* Assignment:
Tally the lines below that contain the word "from". Only the number should be returned.

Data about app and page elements
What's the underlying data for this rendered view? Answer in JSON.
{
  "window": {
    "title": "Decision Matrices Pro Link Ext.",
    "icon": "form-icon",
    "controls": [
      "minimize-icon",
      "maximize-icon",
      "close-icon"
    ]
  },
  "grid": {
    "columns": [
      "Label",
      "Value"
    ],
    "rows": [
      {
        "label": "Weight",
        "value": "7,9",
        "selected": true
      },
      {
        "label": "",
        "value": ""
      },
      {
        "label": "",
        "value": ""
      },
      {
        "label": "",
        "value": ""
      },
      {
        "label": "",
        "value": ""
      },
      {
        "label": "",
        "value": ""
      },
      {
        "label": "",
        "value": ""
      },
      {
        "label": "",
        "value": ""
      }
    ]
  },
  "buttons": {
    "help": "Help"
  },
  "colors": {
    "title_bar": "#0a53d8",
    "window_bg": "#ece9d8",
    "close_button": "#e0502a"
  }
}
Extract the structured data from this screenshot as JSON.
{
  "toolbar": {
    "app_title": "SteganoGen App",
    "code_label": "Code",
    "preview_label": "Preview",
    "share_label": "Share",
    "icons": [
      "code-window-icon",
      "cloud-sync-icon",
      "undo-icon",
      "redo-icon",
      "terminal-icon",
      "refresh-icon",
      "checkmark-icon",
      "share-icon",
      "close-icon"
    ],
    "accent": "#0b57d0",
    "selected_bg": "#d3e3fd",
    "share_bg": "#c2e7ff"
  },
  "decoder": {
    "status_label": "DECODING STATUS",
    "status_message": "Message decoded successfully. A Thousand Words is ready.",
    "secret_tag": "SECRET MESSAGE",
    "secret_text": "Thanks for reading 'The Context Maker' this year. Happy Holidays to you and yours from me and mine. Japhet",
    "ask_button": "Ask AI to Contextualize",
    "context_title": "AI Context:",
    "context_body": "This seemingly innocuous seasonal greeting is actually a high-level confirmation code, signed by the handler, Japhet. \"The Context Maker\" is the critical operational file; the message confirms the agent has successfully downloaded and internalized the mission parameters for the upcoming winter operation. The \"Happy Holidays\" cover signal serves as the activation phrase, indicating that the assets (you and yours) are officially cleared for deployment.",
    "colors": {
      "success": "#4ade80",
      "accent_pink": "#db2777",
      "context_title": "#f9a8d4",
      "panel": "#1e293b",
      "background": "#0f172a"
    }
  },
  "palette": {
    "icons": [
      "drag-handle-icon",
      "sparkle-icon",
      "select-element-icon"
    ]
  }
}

* Solved problem:
2